§ Work instructions:
All lines containing the string "Rollladenhöhe" must be copied from the entries.
Segment Start: Given entries
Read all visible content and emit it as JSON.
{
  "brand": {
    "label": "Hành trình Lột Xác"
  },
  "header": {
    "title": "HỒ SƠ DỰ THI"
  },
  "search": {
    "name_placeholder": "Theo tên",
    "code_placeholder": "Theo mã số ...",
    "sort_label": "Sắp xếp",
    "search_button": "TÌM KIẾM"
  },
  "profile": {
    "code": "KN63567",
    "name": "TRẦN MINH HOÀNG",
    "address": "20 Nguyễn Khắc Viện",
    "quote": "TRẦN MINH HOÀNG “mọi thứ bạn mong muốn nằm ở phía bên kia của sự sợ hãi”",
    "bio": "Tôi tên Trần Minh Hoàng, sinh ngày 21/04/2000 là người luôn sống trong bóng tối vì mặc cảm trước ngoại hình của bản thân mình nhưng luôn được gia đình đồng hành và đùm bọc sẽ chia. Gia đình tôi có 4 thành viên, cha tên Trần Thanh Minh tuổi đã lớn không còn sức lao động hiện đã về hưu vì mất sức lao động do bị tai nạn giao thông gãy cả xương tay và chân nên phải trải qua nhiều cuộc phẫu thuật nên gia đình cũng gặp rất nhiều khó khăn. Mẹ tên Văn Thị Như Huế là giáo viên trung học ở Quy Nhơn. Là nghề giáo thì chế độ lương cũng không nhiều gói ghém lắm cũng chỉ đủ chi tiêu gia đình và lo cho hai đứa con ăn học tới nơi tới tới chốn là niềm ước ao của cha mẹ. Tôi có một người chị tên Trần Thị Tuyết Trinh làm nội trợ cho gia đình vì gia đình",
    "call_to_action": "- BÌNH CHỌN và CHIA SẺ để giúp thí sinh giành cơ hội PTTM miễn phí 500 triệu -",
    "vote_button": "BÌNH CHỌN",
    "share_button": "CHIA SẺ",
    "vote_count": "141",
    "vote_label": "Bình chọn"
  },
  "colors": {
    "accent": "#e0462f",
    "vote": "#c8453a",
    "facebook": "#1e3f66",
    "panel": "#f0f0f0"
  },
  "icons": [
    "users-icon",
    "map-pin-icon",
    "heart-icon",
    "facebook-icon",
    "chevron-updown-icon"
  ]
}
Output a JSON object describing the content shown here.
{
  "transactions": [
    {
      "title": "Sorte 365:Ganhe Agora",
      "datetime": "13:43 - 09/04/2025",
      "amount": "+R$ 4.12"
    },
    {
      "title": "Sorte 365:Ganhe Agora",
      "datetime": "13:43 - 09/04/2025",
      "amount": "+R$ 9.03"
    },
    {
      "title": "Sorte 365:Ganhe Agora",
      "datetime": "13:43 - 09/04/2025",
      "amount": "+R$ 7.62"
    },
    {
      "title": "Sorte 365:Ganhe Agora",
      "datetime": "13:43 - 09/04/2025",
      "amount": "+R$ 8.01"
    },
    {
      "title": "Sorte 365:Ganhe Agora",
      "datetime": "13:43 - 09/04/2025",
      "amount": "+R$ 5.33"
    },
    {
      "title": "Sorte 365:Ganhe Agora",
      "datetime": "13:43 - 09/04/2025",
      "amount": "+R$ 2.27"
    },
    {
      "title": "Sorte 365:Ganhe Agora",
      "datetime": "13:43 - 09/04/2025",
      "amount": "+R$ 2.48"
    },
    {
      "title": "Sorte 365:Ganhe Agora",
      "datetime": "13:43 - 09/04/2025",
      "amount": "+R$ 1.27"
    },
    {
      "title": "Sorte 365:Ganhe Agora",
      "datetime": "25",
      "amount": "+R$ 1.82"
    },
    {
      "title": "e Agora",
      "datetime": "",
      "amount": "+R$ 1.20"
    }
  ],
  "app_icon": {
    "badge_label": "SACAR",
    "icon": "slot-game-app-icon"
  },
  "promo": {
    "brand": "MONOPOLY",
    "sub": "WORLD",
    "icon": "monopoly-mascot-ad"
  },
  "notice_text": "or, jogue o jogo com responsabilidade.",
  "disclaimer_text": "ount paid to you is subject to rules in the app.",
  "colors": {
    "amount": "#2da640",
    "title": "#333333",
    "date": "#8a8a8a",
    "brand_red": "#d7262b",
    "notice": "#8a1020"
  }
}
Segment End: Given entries
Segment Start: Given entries
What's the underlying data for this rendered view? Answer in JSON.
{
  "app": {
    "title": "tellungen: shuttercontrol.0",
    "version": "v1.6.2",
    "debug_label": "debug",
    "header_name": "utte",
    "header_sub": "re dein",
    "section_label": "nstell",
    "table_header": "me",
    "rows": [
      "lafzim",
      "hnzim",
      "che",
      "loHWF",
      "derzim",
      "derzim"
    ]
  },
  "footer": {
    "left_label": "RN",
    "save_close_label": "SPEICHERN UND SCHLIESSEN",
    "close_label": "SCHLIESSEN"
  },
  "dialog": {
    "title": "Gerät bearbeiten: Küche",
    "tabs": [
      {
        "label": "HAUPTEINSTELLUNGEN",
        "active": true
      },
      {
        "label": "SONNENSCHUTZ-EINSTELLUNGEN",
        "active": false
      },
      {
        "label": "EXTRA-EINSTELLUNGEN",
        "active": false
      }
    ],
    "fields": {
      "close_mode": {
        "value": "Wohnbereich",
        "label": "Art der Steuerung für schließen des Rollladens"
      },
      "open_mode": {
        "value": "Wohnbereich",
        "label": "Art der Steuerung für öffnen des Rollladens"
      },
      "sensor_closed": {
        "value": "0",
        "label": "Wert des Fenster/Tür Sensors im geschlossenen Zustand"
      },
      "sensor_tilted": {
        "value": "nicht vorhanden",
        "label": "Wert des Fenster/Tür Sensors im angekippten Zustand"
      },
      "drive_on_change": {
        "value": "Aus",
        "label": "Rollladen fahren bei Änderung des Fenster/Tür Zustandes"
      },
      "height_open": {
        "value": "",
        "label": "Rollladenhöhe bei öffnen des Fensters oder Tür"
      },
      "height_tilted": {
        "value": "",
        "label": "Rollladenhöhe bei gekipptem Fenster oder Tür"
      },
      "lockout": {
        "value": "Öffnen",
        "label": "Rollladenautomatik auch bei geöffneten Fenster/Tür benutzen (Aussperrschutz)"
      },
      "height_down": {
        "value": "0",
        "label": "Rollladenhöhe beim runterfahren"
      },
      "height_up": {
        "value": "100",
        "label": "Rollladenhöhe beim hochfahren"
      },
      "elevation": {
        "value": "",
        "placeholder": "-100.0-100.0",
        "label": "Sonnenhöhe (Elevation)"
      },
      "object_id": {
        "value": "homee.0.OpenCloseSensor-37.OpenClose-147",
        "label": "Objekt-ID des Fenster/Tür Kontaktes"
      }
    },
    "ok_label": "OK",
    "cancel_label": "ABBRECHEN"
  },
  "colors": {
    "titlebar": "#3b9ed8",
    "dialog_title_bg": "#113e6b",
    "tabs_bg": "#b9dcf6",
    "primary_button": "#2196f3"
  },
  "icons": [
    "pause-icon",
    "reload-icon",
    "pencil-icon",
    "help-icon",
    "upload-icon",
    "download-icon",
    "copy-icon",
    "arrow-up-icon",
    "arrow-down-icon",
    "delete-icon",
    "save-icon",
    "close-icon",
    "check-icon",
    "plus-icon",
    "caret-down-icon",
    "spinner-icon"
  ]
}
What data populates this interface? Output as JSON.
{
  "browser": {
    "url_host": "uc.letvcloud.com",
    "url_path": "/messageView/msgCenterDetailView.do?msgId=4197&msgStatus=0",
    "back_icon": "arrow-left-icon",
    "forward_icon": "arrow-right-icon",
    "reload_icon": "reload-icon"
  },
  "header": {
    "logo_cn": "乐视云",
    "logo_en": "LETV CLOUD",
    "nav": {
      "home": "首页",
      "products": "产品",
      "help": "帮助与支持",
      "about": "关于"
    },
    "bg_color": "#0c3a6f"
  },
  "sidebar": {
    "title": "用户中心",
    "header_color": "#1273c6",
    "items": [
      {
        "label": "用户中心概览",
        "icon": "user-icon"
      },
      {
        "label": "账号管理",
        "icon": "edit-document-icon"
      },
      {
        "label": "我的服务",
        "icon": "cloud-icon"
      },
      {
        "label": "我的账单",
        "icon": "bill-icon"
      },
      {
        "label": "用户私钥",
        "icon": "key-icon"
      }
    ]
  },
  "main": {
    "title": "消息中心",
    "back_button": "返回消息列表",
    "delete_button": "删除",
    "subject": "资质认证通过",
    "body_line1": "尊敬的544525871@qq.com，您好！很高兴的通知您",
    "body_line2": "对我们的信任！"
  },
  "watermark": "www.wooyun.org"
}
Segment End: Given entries
§ Task response:
        "label": "Rollladenhöhe bei öffnen des Fensters oder Tür"
        "label": "Rollladenhöhe bei gekipptem Fenster oder Tür"
        "label": "Rollladenhöhe beim runterfahren"
        "label": "Rollladenhöhe beim hochfahren"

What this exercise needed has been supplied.